Two sensors above the Central sensor AI Servo/Rear Focus AF active at the moment of exposure. Click here if you missed the Rear Focus Tutorial. Click on the image for a larger version.

Thinking it Through…

The point here is that you need to learn to use the Photoshop skills and tools that you already have mastered to create new solutions to problems old or new. The concept of using a Linear Burn to darken the large light area and then soft erasing the edges was a new one for me. The next time that you face a difficult situation in post processing simply put your thinking cap on and consider ways to use what you already know to solve the problem.

Support both the Bulletins and the Blog by making all your B & H purchases here.

Below is a list of the gear talked about in this blog post. Thanks a stack to all who have used the Shopper’s Guide links to purchase their gear as a thank you for all the free information that we bring you on the Blog and in the Bulletins. Before you purchase anything be sure to check out the advice in our Shopper’s Guide.

Shopper’s Guide

Below is a list of the gear used to create the images in today’s post. Thanks a stack to all who have used the Shopper’s Guide links to purchase their gear as a thank you for all the free information that we bring you on the Blog and in the Bulletins. Before you purchase anything be sure to check out the advice in our Shopper’s Guide.

Canon 800mm f/5.6L IS lens. Right now this is my all time favorite super-telephoto lens.
Canon EOS-1D Mark IV professional digital camera body. The very best professional digital camera body that I have ever used.
Canon Speedlite 600EX-RT Canon’s latest/greatest most powerful-ever professional flash.

And from the BAA On-line Store:

LensCoats. I have a LensCoat on each of my big lenses to protect them from nicks and thus increase their re-sales value. All my big lens LensCoat stuff is in Hardwood Snow pattern.
LegCoat Tripod Leg Covers. I have four tripods active and each has a Hardwood Snow LegCoat on it to help prevent further damage to my tender shoulders 🙂 And you will love them in mega-cold weather….
GT3532 LS. This one replaces the GT3530LS Tripod and will last you a lifetime. I’ll be commenting on this new model soon. In short, I like it.
Mongoose M3.6 Tripod Head. Right now this is the best tripod head around for use with lenses that weigh less than 9 pounds.
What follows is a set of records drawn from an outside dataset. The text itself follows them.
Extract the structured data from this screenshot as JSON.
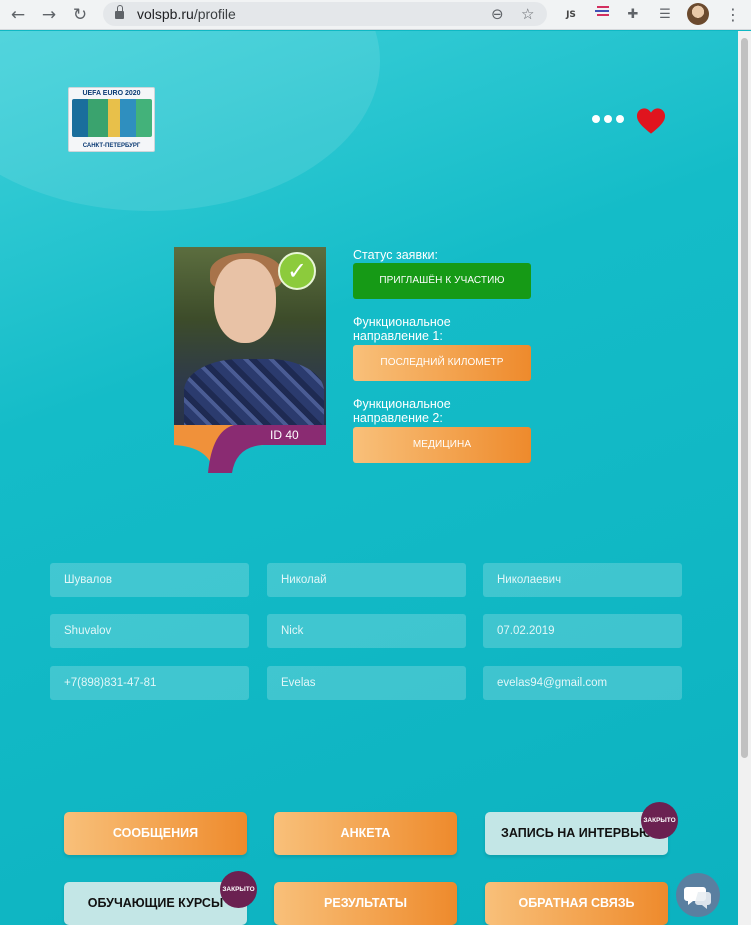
{
  "browser": {
    "url_host": "volspb.ru",
    "url_path": "/profile",
    "back_glyph": "←",
    "forward_glyph": "→",
    "reload_glyph": "↻",
    "zoom_glyph": "⊖",
    "star_glyph": "☆",
    "ext_js_label": "JS",
    "ext_puzzle_glyph": "✚",
    "ext_menu_glyph": "☰",
    "more_glyph": "⋮"
  },
  "logo": {
    "line1": "UEFA EURO 2020",
    "line2": "САНКТ-ПЕТЕРБУРГ"
  },
  "profile": {
    "id_label": "ID 40",
    "status_label": "Статус заявки:",
    "status_value": "ПРИГЛАШЁН К УЧАСТИЮ",
    "func1_label_line1": "Функциональное",
    "func1_label_line2": "направление 1:",
    "func1_value": "ПОСЛЕДНИЙ КИЛОМЕТР",
    "func2_label_line1": "Функциональное",
    "func2_label_line2": "направление 2:",
    "func2_value": "МЕДИЦИНА",
    "check_glyph": "✓"
  },
  "fields": {
    "last_name": "Шувалов",
    "first_name": "Николай",
    "middle_name": "Николаевич",
    "last_name_latin": "Shuvalov",
    "first_name_latin": "Nick",
    "date": "07.02.2019",
    "phone": "+7(898)831-47-81",
    "username": "Evelas",
    "email": "evelas94@gmail.com"
  },
  "buttons": {
    "messages": "СООБЩЕНИЯ",
    "questionnaire": "АНКЕТА",
    "interview": "ЗАПИСЬ НА ИНТЕРВЬЮ",
    "courses": "ОБУЧАЮЩИЕ КУРСЫ",
    "results": "РЕЗУЛЬТАТЫ",
    "feedback": "ОБРАТНАЯ СВЯЗЬ",
    "closed_badge": "ЗАКРЫТО"
  },
  "colors": {
    "page_bg": "#0fb8c4",
    "status_green": "#169a16",
    "orange_accent": "#ee8a2c",
    "closed_badge": "#6b2151",
    "heart": "#e0141e",
    "id_tab_purple": "#8a2b72"
  }
}
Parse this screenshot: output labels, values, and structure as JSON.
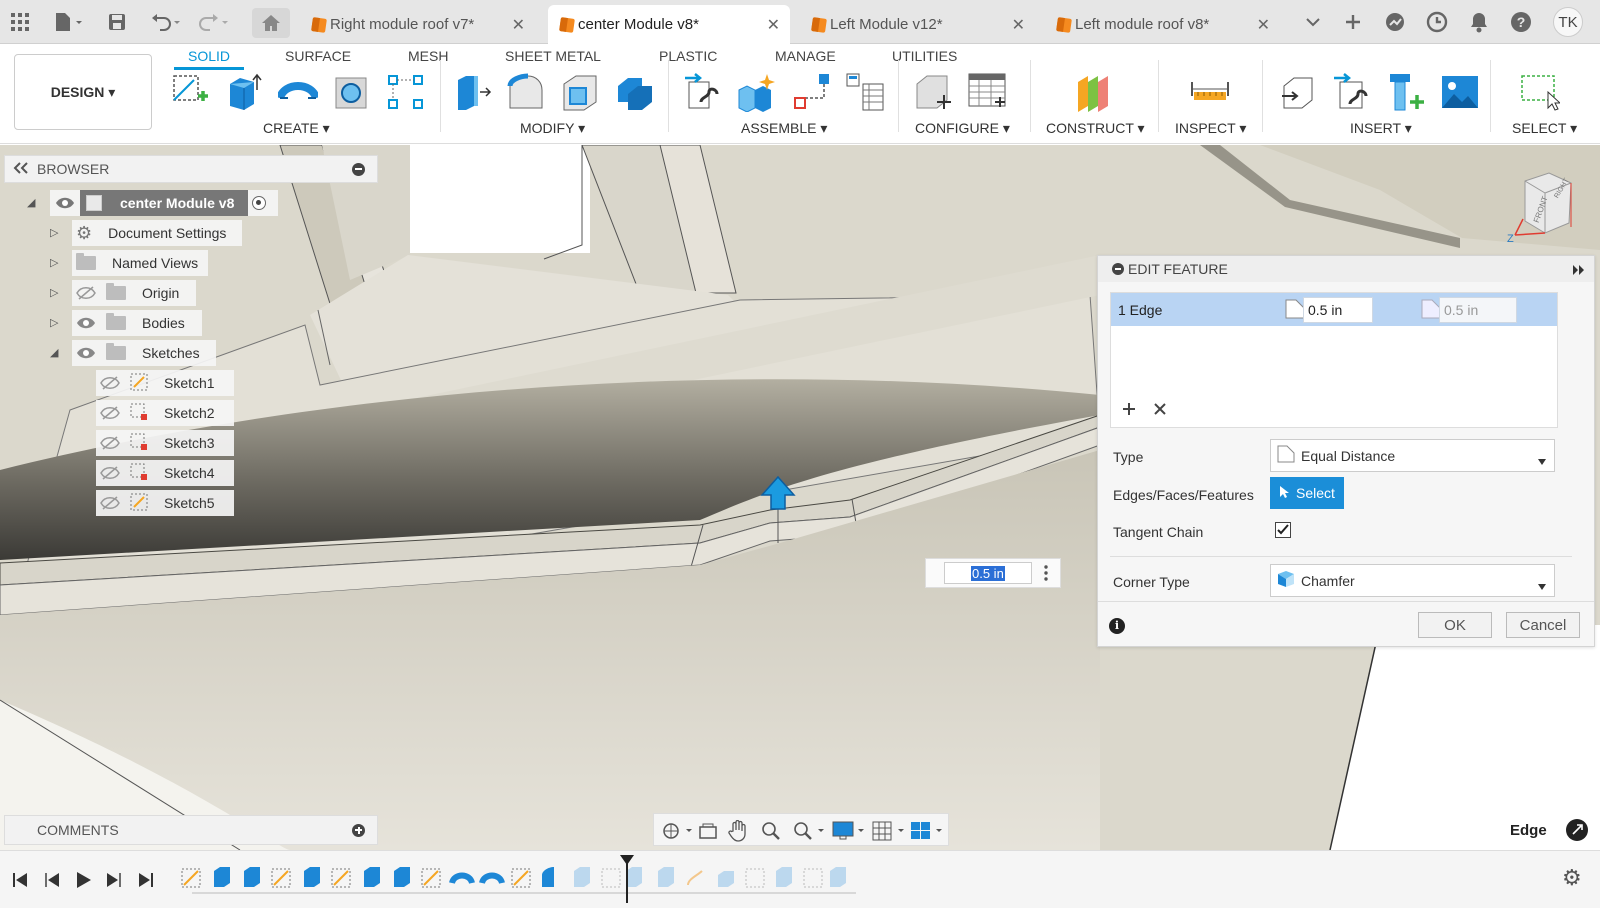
{
  "tabbar": {
    "tabs": [
      {
        "label": "Right module roof v7*",
        "active": false
      },
      {
        "label": "center Module v8*",
        "active": true
      },
      {
        "label": "Left Module v12*",
        "active": false
      },
      {
        "label": "Left module roof v8*",
        "active": false
      }
    ],
    "user_initials": "TK"
  },
  "ribbon": {
    "design_label": "DESIGN ▾",
    "tabs": [
      "SOLID",
      "SURFACE",
      "MESH",
      "SHEET METAL",
      "PLASTIC",
      "MANAGE",
      "UTILITIES"
    ],
    "active_tab": "SOLID",
    "groups": [
      "CREATE ▾",
      "MODIFY ▾",
      "ASSEMBLE ▾",
      "CONFIGURE ▾",
      "CONSTRUCT ▾",
      "INSPECT ▾",
      "INSERT ▾",
      "SELECT ▾"
    ]
  },
  "browser": {
    "title": "BROWSER",
    "root": "center Module v8",
    "items": [
      {
        "label": "Document Settings",
        "icon": "gear-icon"
      },
      {
        "label": "Named Views",
        "icon": "folder-icon"
      },
      {
        "label": "Origin",
        "icon": "folder-icon"
      },
      {
        "label": "Bodies",
        "icon": "folder-icon"
      },
      {
        "label": "Sketches",
        "icon": "folder-icon"
      }
    ],
    "sketches": [
      "Sketch1",
      "Sketch2",
      "Sketch3",
      "Sketch4",
      "Sketch5"
    ]
  },
  "viewcube": {
    "front": "FRONT",
    "right": "RIGHT",
    "axis": "Z"
  },
  "edit_feature": {
    "title": "EDIT FEATURE",
    "row_label": "1 Edge",
    "distance1": "0.5 in",
    "distance2": "0.5 in",
    "type_label": "Type",
    "type_value": "Equal Distance",
    "edges_label": "Edges/Faces/Features",
    "select_label": "Select",
    "tangent_label": "Tangent Chain",
    "tangent_checked": true,
    "corner_label": "Corner Type",
    "corner_value": "Chamfer",
    "ok_label": "OK",
    "cancel_label": "Cancel"
  },
  "viewport": {
    "dim_value": "0.5 in"
  },
  "comments": {
    "title": "COMMENTS"
  },
  "status": {
    "selection": "Edge"
  }
}
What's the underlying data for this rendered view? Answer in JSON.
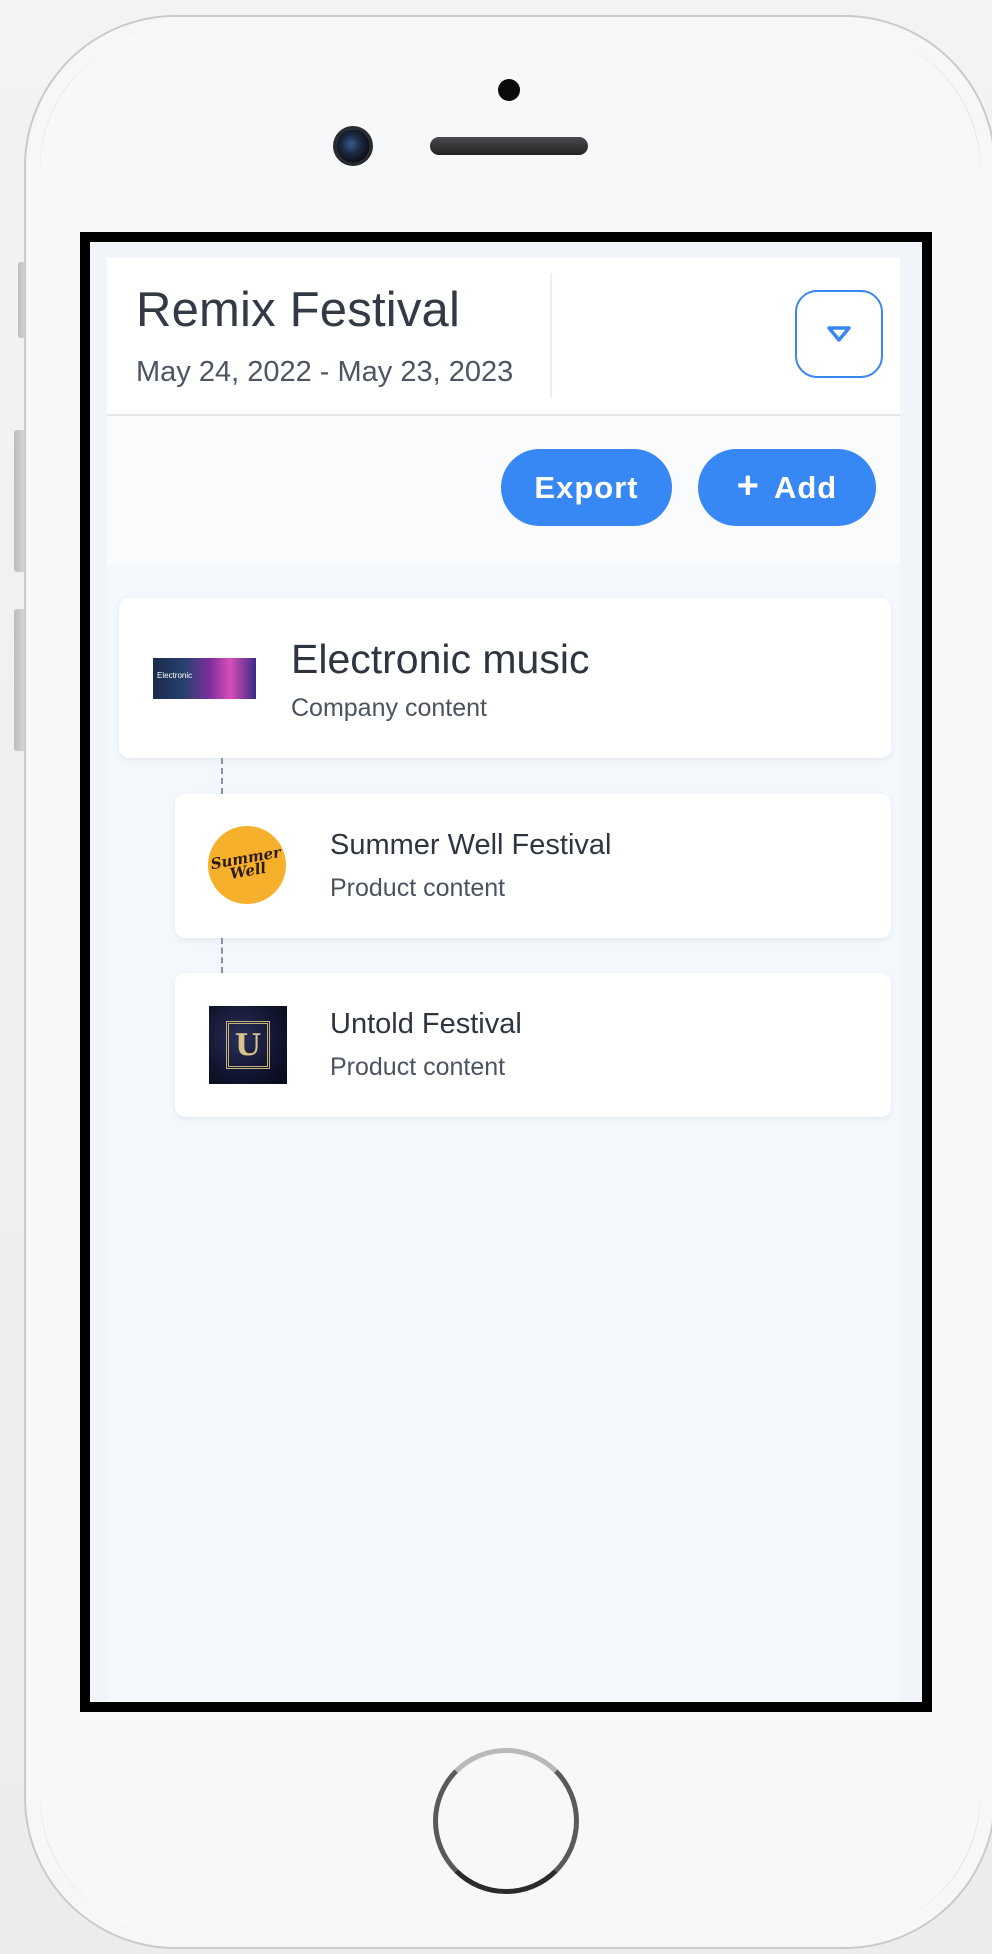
{
  "header": {
    "title": "Remix Festival",
    "date_range": "May 24, 2022 - May 23, 2023"
  },
  "toolbar": {
    "export_label": "Export",
    "add_label": "Add",
    "add_icon": "plus-icon"
  },
  "tree": {
    "company": {
      "title": "Electronic music",
      "subtitle": "Company content",
      "thumb_text": "Electronic"
    },
    "products": [
      {
        "title": "Summer Well Festival",
        "subtitle": "Product content",
        "thumb_text": "Summer Well"
      },
      {
        "title": "Untold Festival",
        "subtitle": "Product content",
        "thumb_text": "U"
      }
    ]
  },
  "colors": {
    "accent": "#3787f5",
    "background": "#f4f8fc",
    "card": "#ffffff",
    "text_primary": "#2f3540",
    "summer_logo": "#f7b02c"
  },
  "icons": {
    "dropdown": "caret-down-icon"
  }
}
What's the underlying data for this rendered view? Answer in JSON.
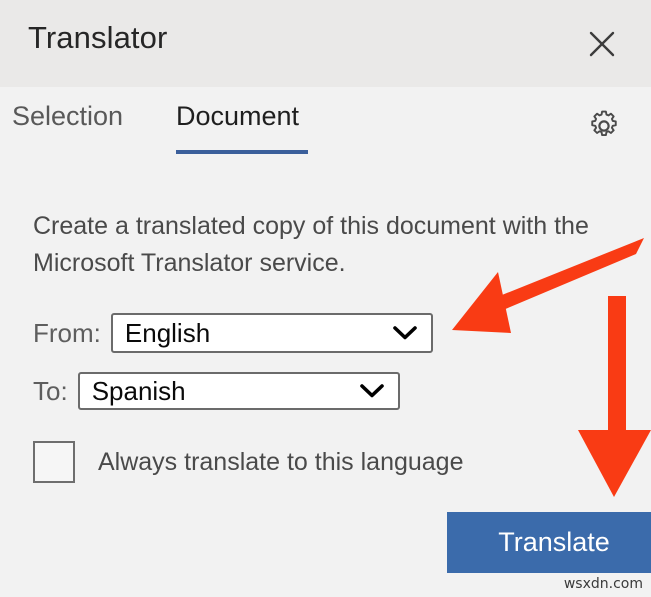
{
  "window": {
    "title": "Translator",
    "close_icon": "close-icon"
  },
  "tabs": [
    {
      "label": "Selection",
      "selected": false
    },
    {
      "label": "Document",
      "selected": true
    }
  ],
  "settings": {
    "icon": "gear-icon"
  },
  "main": {
    "description": "Create a translated copy of this document with the Microsoft Translator service.",
    "from": {
      "label": "From:",
      "value": "English",
      "caret_icon": "chevron-down-icon"
    },
    "to": {
      "label": "To:",
      "value": "Spanish",
      "caret_icon": "chevron-down-icon"
    },
    "always_translate": {
      "label": "Always translate to this language",
      "checked": false
    },
    "translate_button": "Translate"
  },
  "annotations": {
    "arrow_color": "#f93b14",
    "arrows": [
      {
        "name": "arrow-to-from-dropdown",
        "direction": "down-left"
      },
      {
        "name": "arrow-to-translate-button",
        "direction": "down"
      }
    ]
  },
  "watermark": "wsxdn.com",
  "colors": {
    "header_bg": "#eae9e8",
    "body_bg": "#f2f2f2",
    "accent": "#3b5f9b",
    "button_bg": "#3b6bab",
    "arrow": "#f93b14"
  }
}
For heavier lenses, check out the Wimberley V2 head.
CR-80 Replacement Foot for Canon 800. When using the 800 on a Mongoose as I do, replacing the lens foot with this accessory lets the lens sit like a dog whether pointed up or down and prevents wind-blown spinning of your lens on breezy days by centering the lens directly over the tripod.
Double Bubble Level. You will find one in my camera’s hot shoe whenever I am not using flash.
The Lens Align Mark II. I use the Lens Align Mark II pretty much religiously to micro-adjust all of my gear an average of once a month and always before a major trip. Enjoy our free comprehensive tutorial here.
BreezeBrowser. I do not see how any digital photographer can exist without this program.

7 comments to Thinking it Through…